Marcia Ball The Tattooed Lady and The Alligator Man
The Tattooed Lady and The Alligator Man
Marcia Ball is a Texas and Louisiana roots music icon. This new album is her fifth for Alligator Records and seventeenth album overall. Ball has been nominated for 42 Blues Music Awards and has won nine times. She has been “Piano Player of The Year” five times; “Contemporary Female Artist of The Year” twice, and won “Album of the Year” in 2002 for “Presumed Innocent” and again in 2004 for “So Many Rivers”. Four of her Alligator recordings have also received Grammy award nominations including 2011’s “Roadside Attractions”.

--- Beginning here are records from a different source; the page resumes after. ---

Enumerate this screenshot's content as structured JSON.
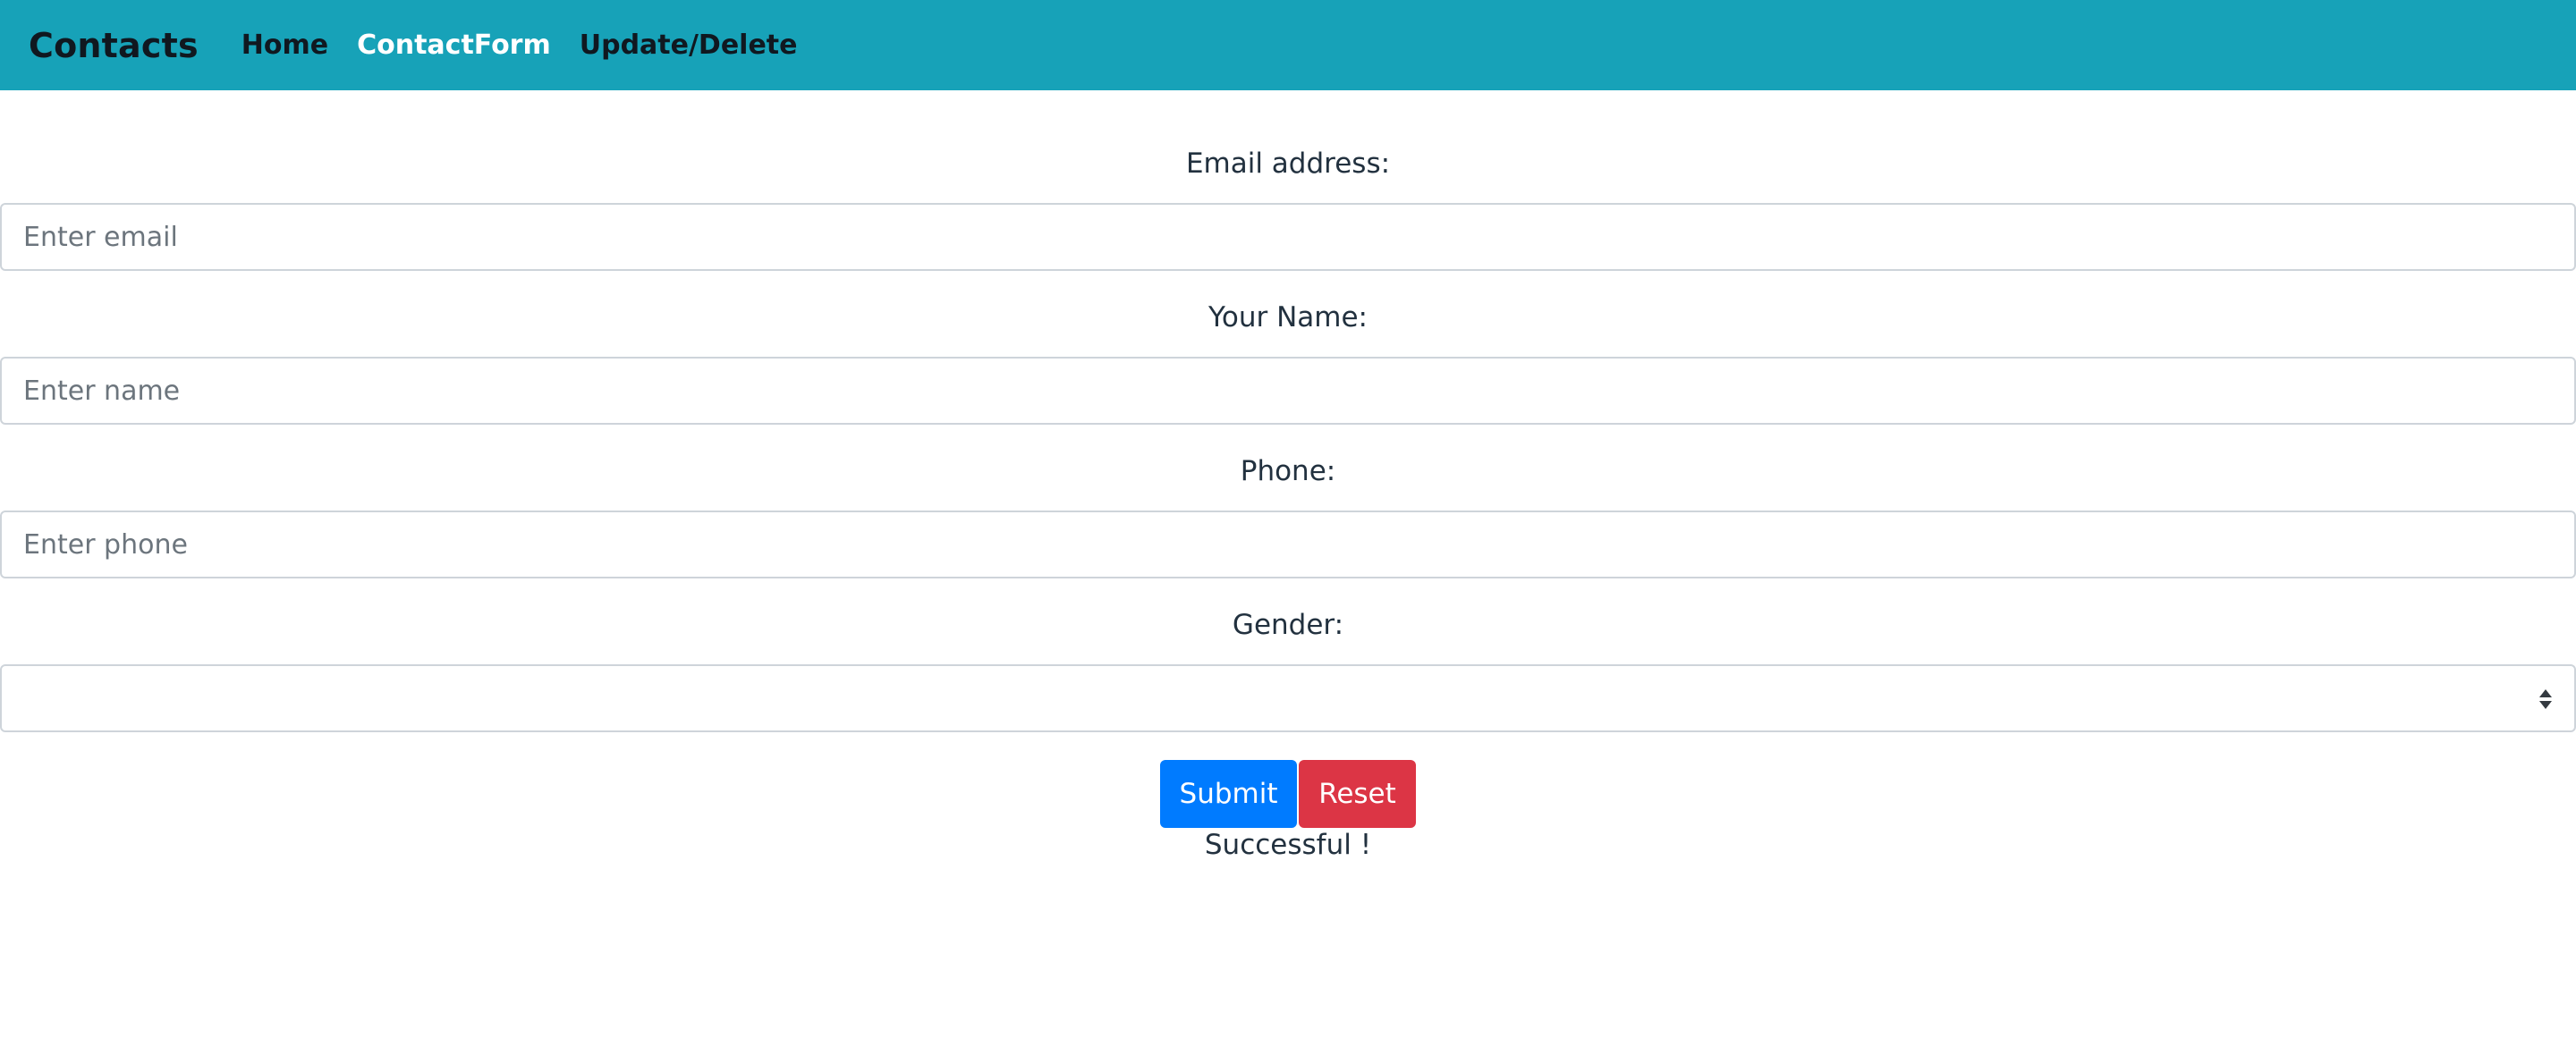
{
  "navbar": {
    "brand": "Contacts",
    "links": [
      {
        "label": "Home",
        "active": false
      },
      {
        "label": "ContactForm",
        "active": true
      },
      {
        "label": "Update/Delete",
        "active": false
      }
    ],
    "background_color": "#17a2b8"
  },
  "form": {
    "email": {
      "label": "Email address:",
      "placeholder": "Enter email",
      "value": ""
    },
    "name": {
      "label": "Your Name:",
      "placeholder": "Enter name",
      "value": ""
    },
    "phone": {
      "label": "Phone:",
      "placeholder": "Enter phone",
      "value": ""
    },
    "gender": {
      "label": "Gender:",
      "selected": ""
    }
  },
  "buttons": {
    "submit_label": "Submit",
    "reset_label": "Reset",
    "submit_color": "#007bff",
    "reset_color": "#dc3545"
  },
  "status_message": "Successful !",
  "icons": {
    "select_arrows": "sort-arrows-icon"
  }
}
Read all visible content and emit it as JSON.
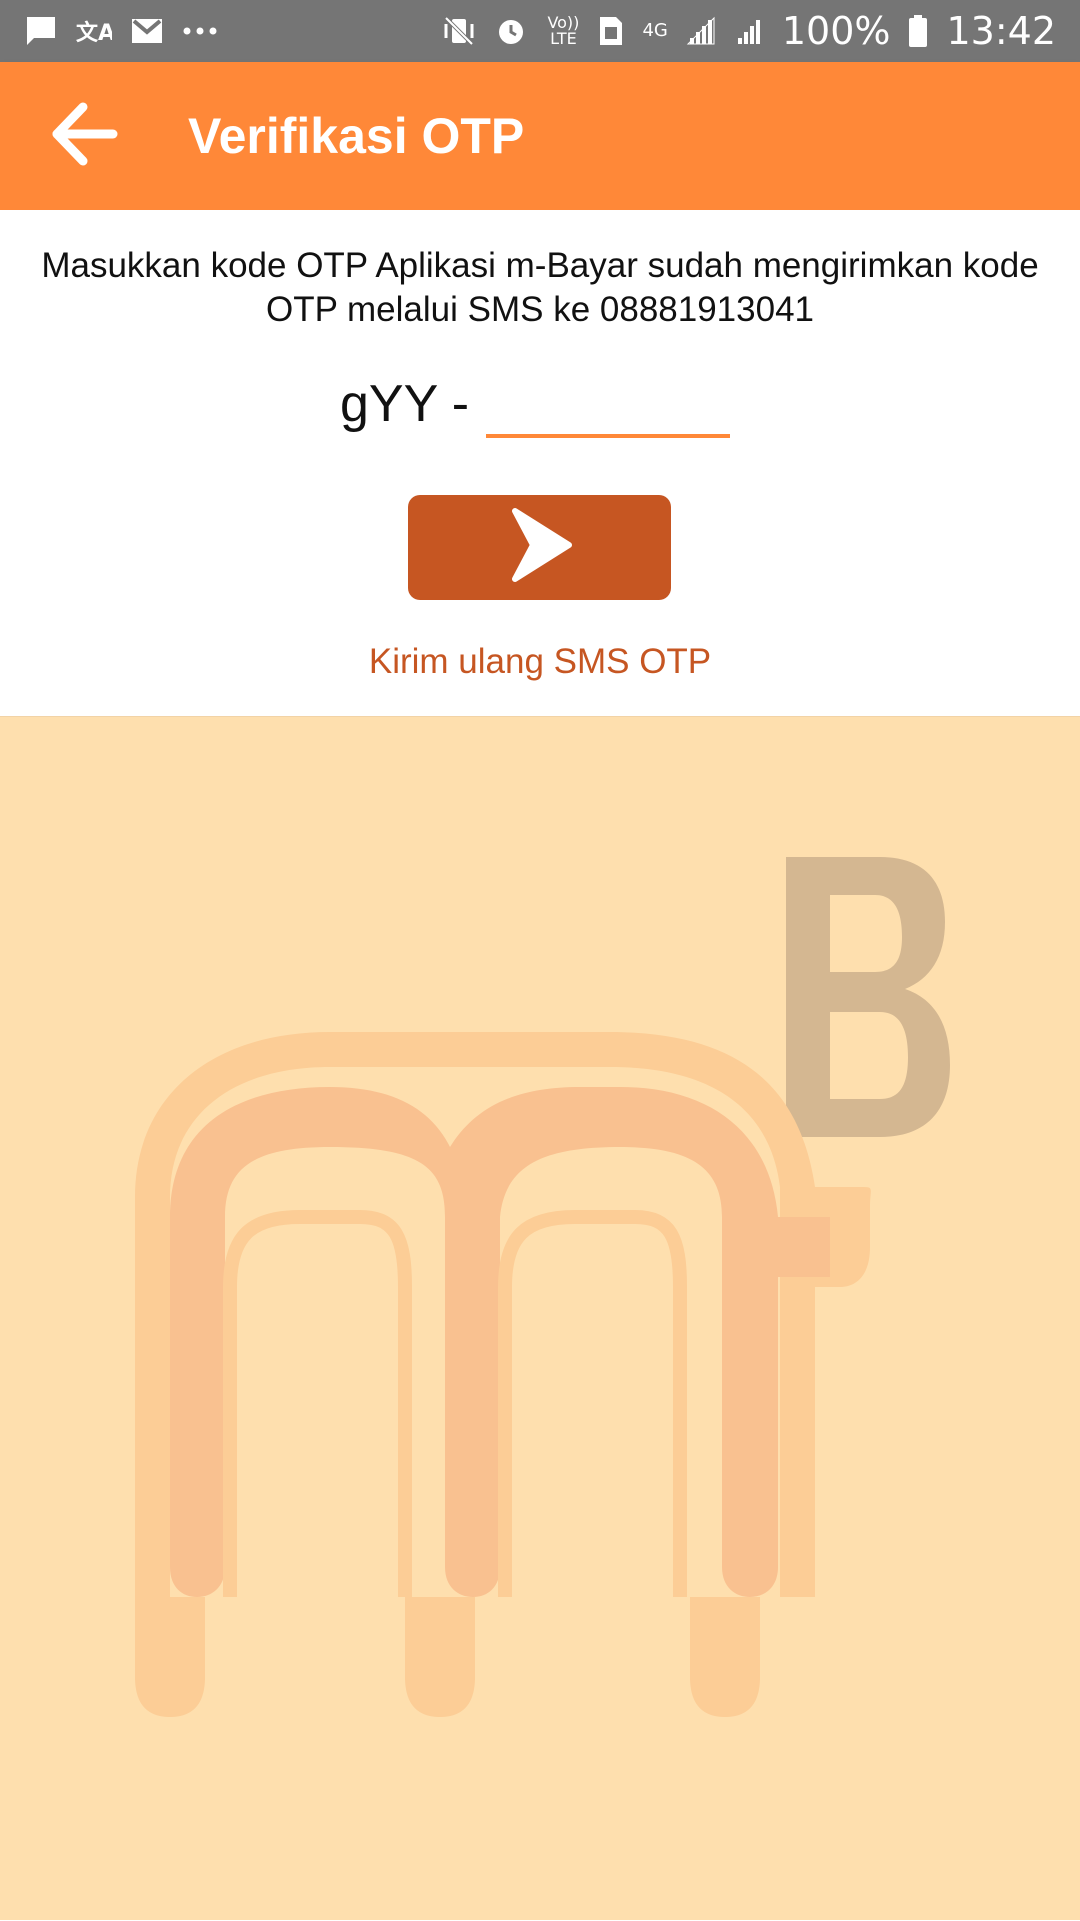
{
  "status_bar": {
    "left_icons": [
      "message-icon",
      "translate-icon",
      "gmail-icon",
      "more-dots-icon"
    ],
    "right_icons": [
      "vibrate-icon",
      "alarm-icon",
      "volte-icon",
      "sim-icon",
      "network-4g-icon",
      "signal-icon",
      "signal-icon-2",
      "battery-icon"
    ],
    "volte_label": "Vo)) LTE",
    "network_label": "4G",
    "battery": "100%",
    "time": "13:42"
  },
  "app_bar": {
    "title": "Verifikasi OTP",
    "back_icon": "arrow-left-icon",
    "color": "#ff8838"
  },
  "otp": {
    "instruction": "Masukkan kode OTP Aplikasi m-Bayar sudah mengirimkan kode OTP melalui SMS ke 08881913041",
    "prefix": "gYY -",
    "input_value": "",
    "submit_icon": "chevron-right-icon",
    "resend_label": "Kirim ulang SMS OTP"
  },
  "colors": {
    "accent": "#ff8838",
    "button": "#c65622",
    "background_bottom": "#fedfae"
  },
  "watermark": {
    "logo": "m-bayar-logo",
    "letters": "mB"
  }
}
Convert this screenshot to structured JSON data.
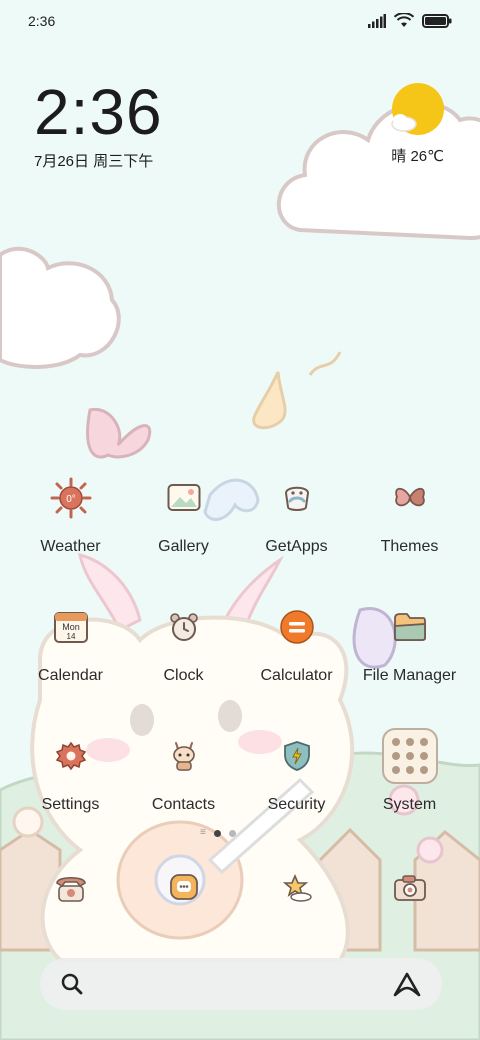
{
  "status_bar": {
    "time": "2:36"
  },
  "clock_widget": {
    "time": "2:36",
    "date": "7月26日 周三下午"
  },
  "weather_widget": {
    "text": "晴 26℃"
  },
  "apps": [
    {
      "label": "Weather",
      "icon": "sun-icon"
    },
    {
      "label": "Gallery",
      "icon": "landscape-picture-icon"
    },
    {
      "label": "GetApps",
      "icon": "bag-icon"
    },
    {
      "label": "Themes",
      "icon": "butterfly-icon"
    },
    {
      "label": "Calendar",
      "icon": "calendar-icon",
      "icon_text": "Mon\n14"
    },
    {
      "label": "Clock",
      "icon": "alarm-clock-icon"
    },
    {
      "label": "Calculator",
      "icon": "equals-icon"
    },
    {
      "label": "File Manager",
      "icon": "folder-icon"
    },
    {
      "label": "Settings",
      "icon": "gear-icon"
    },
    {
      "label": "Contacts",
      "icon": "deer-character-icon"
    },
    {
      "label": "Security",
      "icon": "shield-icon"
    },
    {
      "label": "System",
      "icon": "folder-grid-icon"
    }
  ],
  "calendar_icon": {
    "day": "Mon",
    "date": "14"
  },
  "weather_icon_text": "0°",
  "dock": [
    {
      "icon": "telephone-icon"
    },
    {
      "icon": "message-bubble-icon"
    },
    {
      "icon": "star-browser-icon"
    },
    {
      "icon": "camera-icon"
    }
  ],
  "page_indicator": {
    "pages": 2,
    "current": 1
  },
  "search_bar": {
    "left_icon": "search-icon",
    "right_icon": "assistant-icon"
  },
  "colors": {
    "background": "#eefaf8",
    "sun": "#f5c518",
    "accent_orange": "#f07a2a"
  }
}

Ball has once again surrounded herself with a winning team. Her producer Tom Hambridge also produced Buddy Guy’s “Living Proof”. The title song from that album was co-written by Hambridge and it won him a Blues Music Award.
Ball’s band includes bassist Don Bennett who has been with Ball since 1985 when she recorded her second album “Hot Tamale Baby” on Rounder Records. The remaining band members are drummer Damien Llanes; saxophonist Thad Scott; and guitarist Mighty Mike Schermer, who has previously worked with Angela Strehli and Elvin Bishop.
Ball has authored or co-authored all of the songs except one. Ball and Schermer co-wrote both “Human Kindness” and “The Squeeze is On”. On the former the background singers include Shelley King, Carolyn Wonderland, and Amy Helm. On the later the Grammy winning Terrance Simien guests on accordion, while the washboard is played by Van Mouton.
Ball covers Hank Ballard’s “She’s The One” but changes it to “He’s The One”. Baritone saxophonist Mark “Kaz” Kazanoff joins Scott on this and on three other songs. On the title track and on two more additional tracks they are joined by Jimmy Shortell, trumpet; and Randy Zimmerman, trombone. The horns are wonderfully arranged by Scott and these are my favorites. Ball’s piano solo on “Like There’s No Tomorrow” reminds me of Professor Longhair. Delbert McClinton plays harmonica on “Can’t Blame Nobody But Myself”. Red Young guests on the B-3 on “Get You a Woman” and again on “Hot Springs”.
Ball’s clear vocals and upbeat piano rhythms combine to create a New Orleans party atmosphere. This recording should be another award winner.